→ Data for this exercise
--------
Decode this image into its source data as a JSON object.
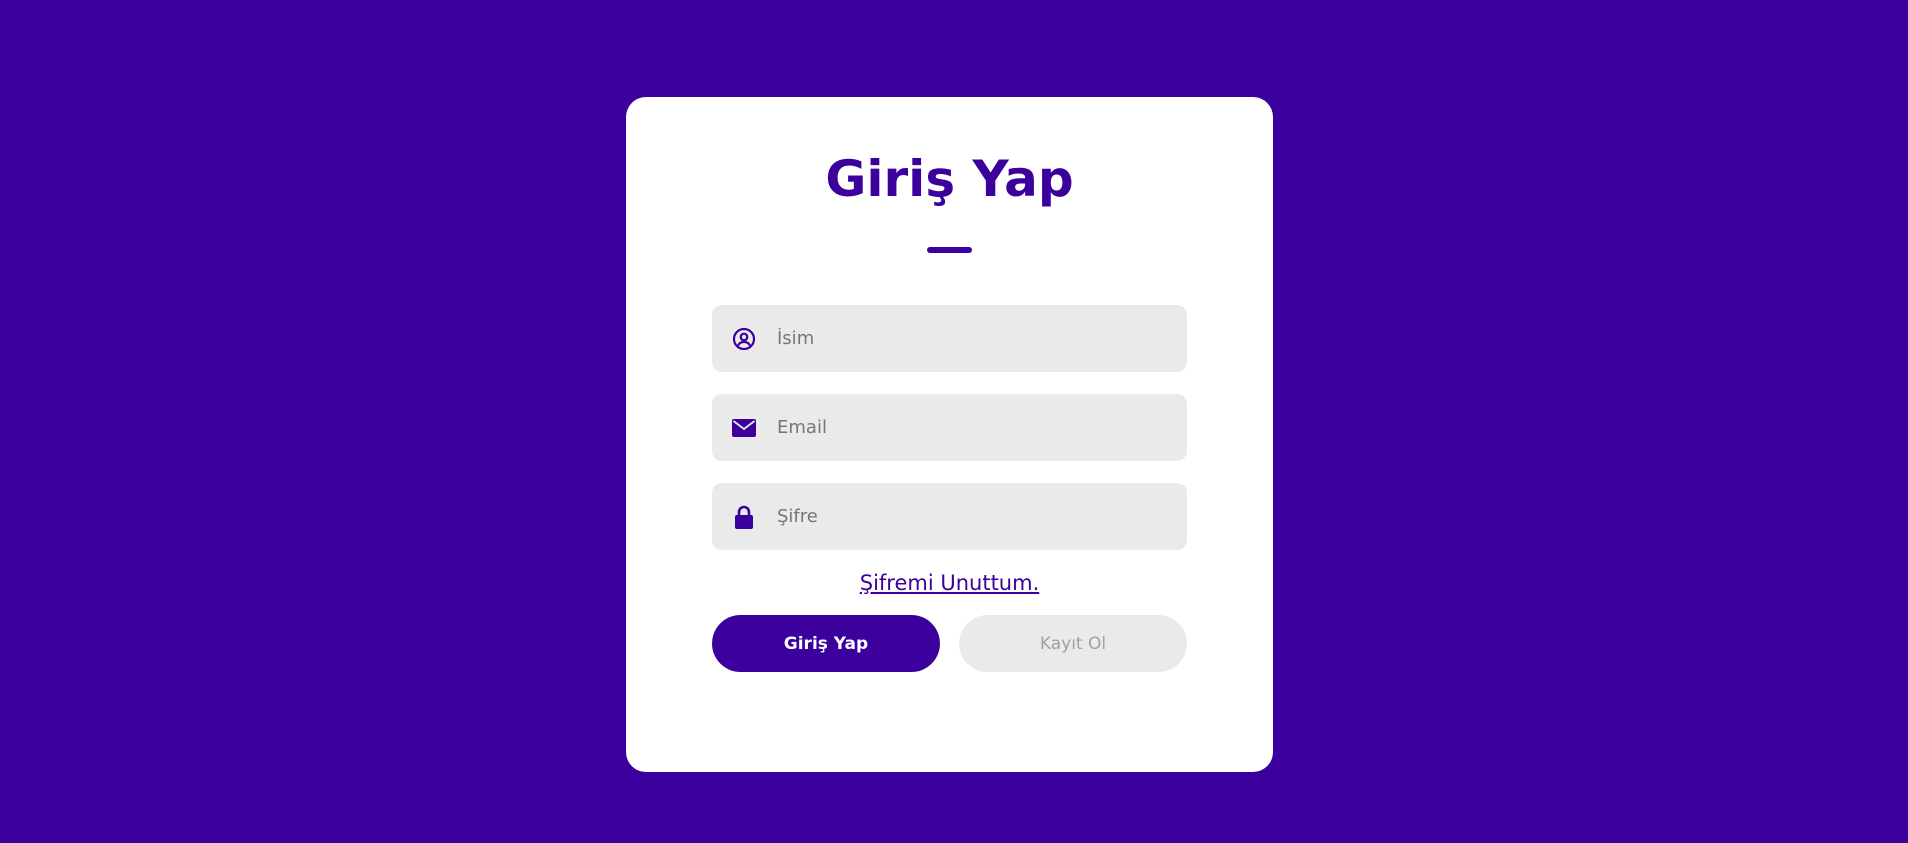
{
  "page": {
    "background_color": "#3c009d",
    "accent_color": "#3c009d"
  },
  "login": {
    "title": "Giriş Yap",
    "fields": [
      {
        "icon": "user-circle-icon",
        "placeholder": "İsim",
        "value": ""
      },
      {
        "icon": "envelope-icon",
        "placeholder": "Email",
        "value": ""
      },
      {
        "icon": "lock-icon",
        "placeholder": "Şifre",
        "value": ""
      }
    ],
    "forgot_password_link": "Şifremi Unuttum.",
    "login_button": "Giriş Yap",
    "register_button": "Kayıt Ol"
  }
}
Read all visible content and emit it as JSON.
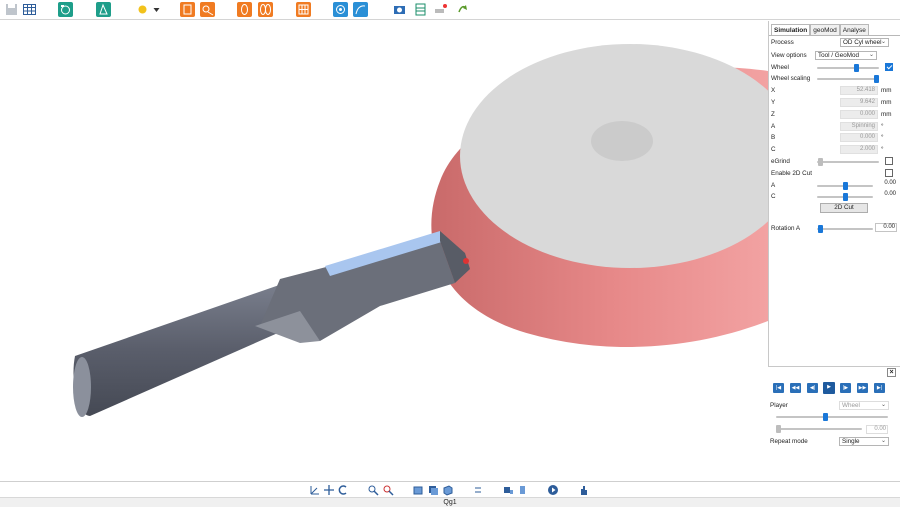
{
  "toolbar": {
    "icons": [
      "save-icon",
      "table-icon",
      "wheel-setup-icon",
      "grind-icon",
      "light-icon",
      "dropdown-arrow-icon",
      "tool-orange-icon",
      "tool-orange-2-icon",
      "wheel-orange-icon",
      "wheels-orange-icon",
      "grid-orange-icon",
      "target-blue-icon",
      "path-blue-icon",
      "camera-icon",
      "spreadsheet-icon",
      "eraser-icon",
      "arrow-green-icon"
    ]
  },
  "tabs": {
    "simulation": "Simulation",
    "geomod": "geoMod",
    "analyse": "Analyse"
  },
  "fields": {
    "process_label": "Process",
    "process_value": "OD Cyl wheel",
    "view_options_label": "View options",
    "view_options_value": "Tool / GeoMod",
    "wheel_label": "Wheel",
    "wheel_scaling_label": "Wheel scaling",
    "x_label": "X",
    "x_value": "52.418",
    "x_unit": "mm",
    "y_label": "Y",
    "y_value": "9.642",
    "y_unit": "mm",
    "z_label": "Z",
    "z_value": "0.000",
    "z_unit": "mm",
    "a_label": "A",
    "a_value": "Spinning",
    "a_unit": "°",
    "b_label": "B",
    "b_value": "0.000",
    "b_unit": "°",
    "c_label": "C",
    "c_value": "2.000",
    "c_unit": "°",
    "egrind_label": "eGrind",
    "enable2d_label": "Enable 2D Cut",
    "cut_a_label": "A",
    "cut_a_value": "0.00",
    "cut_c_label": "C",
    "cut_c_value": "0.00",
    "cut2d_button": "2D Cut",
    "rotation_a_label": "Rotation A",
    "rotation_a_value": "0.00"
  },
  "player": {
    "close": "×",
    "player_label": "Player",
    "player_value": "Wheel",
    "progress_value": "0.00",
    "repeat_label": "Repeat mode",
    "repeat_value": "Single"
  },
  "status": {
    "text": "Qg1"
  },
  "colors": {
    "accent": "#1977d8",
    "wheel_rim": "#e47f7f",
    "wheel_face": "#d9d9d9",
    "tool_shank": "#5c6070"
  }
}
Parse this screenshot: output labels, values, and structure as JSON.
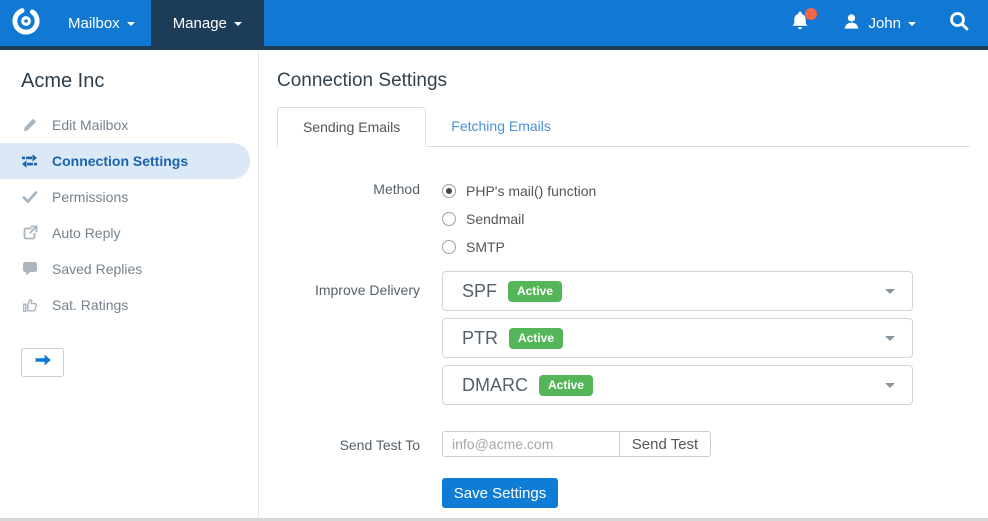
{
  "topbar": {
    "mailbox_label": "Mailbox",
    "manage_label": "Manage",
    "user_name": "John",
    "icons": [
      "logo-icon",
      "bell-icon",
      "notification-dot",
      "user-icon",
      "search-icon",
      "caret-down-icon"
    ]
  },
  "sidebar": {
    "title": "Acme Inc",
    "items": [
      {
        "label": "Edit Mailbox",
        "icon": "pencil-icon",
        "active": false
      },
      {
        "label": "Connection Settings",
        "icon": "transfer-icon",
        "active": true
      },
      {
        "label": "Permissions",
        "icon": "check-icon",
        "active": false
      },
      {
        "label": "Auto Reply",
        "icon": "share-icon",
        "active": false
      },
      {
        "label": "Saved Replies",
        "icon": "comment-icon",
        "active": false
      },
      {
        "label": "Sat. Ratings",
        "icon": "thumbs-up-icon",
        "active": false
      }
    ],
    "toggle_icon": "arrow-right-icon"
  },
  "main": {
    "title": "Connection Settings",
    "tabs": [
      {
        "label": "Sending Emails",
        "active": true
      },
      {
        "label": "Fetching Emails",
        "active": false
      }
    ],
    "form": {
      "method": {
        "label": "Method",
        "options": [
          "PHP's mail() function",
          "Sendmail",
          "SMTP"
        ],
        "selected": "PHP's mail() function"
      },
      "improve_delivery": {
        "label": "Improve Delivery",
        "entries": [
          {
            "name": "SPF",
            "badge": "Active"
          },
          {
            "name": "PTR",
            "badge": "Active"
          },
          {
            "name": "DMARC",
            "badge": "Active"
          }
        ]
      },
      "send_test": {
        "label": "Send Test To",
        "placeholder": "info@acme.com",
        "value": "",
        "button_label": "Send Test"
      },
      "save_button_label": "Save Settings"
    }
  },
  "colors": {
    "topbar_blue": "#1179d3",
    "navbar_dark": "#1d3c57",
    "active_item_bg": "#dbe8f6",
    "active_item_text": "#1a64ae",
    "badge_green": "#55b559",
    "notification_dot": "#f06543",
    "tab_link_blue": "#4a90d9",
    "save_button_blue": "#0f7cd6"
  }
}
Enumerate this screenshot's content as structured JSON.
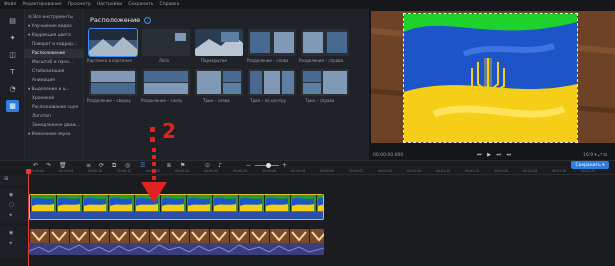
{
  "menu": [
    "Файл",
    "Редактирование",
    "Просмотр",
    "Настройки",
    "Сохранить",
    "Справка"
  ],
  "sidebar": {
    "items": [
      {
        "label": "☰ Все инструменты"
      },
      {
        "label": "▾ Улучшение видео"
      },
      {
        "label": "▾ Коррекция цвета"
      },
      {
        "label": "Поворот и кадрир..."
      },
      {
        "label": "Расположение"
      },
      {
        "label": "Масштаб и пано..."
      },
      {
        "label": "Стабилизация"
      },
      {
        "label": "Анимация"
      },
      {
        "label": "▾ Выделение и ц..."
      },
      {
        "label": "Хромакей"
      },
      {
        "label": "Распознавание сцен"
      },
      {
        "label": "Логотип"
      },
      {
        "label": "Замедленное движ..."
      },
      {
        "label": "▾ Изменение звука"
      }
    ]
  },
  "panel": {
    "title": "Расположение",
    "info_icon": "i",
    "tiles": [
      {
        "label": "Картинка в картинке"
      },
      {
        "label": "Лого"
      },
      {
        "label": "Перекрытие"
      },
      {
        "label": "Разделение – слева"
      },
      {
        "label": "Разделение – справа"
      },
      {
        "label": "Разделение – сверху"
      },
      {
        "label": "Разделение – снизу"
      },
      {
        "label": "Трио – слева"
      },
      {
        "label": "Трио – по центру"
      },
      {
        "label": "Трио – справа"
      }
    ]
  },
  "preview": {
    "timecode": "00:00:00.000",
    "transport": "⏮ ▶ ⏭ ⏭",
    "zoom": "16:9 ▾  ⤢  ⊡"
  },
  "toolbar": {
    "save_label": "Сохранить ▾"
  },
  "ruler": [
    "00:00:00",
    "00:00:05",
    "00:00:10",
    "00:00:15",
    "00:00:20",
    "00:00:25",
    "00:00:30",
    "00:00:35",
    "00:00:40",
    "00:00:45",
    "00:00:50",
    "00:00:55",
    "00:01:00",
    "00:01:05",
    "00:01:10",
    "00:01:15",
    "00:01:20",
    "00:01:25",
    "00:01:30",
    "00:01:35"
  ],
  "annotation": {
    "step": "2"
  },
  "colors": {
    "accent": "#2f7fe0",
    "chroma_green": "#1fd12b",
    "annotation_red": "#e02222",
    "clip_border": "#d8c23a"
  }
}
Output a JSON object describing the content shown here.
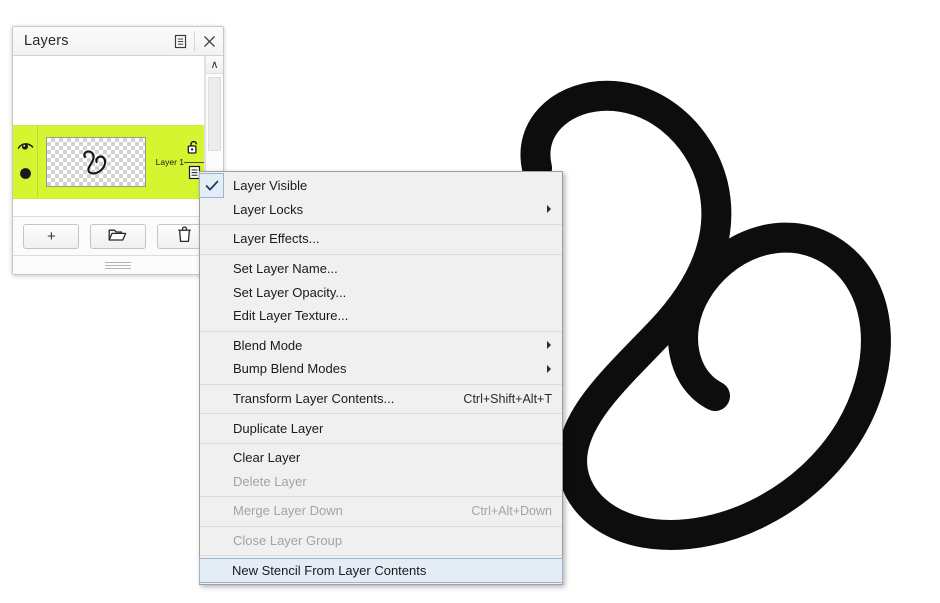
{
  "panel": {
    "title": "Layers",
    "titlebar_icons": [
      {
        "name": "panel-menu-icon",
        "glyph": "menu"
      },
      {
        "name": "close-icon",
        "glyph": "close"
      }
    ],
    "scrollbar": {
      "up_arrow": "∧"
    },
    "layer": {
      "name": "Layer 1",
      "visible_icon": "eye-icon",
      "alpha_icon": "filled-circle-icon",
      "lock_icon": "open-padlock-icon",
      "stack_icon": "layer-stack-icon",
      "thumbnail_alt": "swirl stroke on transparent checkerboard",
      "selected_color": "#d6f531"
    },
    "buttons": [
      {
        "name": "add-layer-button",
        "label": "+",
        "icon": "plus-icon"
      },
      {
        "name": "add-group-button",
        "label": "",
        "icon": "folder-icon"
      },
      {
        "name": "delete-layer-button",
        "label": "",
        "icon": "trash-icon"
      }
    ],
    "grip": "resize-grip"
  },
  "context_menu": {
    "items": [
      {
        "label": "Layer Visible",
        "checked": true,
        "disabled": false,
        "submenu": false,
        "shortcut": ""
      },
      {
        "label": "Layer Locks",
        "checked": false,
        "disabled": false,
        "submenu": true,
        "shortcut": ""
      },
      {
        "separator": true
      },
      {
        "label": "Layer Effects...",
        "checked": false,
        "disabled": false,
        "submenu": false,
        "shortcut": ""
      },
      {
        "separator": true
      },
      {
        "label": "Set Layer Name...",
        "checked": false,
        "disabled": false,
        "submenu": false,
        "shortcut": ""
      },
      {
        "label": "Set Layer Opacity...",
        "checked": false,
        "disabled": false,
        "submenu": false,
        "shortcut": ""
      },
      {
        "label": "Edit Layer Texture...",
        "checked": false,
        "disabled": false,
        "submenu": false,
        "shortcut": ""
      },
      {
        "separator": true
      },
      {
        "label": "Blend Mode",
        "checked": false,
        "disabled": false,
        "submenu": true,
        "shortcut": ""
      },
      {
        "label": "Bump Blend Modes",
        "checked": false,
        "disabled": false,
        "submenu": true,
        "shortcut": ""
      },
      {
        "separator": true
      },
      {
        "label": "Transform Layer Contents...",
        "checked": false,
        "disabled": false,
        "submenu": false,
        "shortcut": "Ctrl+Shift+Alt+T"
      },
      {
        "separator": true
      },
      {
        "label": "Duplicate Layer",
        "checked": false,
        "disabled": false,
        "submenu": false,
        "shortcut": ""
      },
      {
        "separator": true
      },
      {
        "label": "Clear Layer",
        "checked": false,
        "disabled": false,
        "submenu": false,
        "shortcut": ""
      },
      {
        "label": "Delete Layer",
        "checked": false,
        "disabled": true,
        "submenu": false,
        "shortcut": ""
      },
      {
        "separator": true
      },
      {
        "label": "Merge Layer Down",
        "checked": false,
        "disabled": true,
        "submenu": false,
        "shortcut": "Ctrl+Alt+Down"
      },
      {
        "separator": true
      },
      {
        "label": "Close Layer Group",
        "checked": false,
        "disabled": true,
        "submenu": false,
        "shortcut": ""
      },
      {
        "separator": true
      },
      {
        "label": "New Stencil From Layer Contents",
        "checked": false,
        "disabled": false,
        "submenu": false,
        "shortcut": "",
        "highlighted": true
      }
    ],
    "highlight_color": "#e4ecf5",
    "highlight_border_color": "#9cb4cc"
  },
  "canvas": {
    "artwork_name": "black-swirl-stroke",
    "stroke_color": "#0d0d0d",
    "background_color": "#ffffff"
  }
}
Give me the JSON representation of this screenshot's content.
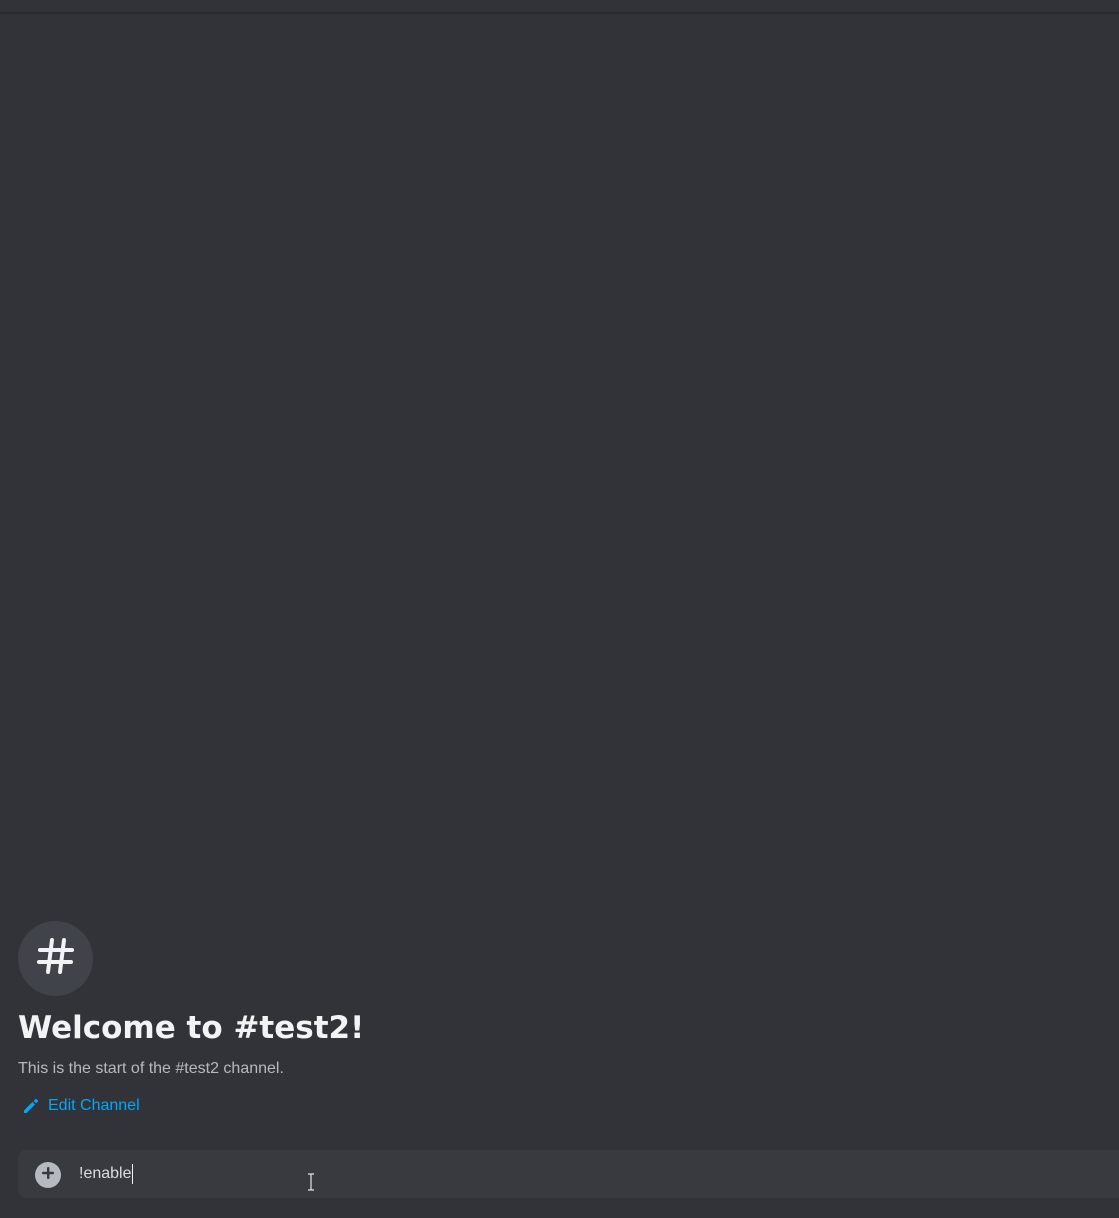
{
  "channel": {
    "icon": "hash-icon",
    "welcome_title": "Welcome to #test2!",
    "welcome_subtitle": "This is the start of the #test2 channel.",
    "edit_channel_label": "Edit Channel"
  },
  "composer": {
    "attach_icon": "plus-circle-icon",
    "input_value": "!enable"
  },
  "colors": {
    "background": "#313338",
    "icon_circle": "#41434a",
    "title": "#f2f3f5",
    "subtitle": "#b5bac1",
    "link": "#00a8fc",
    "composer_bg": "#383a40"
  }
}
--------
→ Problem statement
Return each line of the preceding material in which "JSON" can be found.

→ Answer for this exercise
Decode this image into its source data as a JSON object.
Read all visible content and emit it as JSON.
Parse this screenshot: output labels, values, and structure as JSON.
Enumerate this screenshot's content as structured JSON.
Output a JSON object describing the content shown here.
Give me the JSON representation of this screenshot's content.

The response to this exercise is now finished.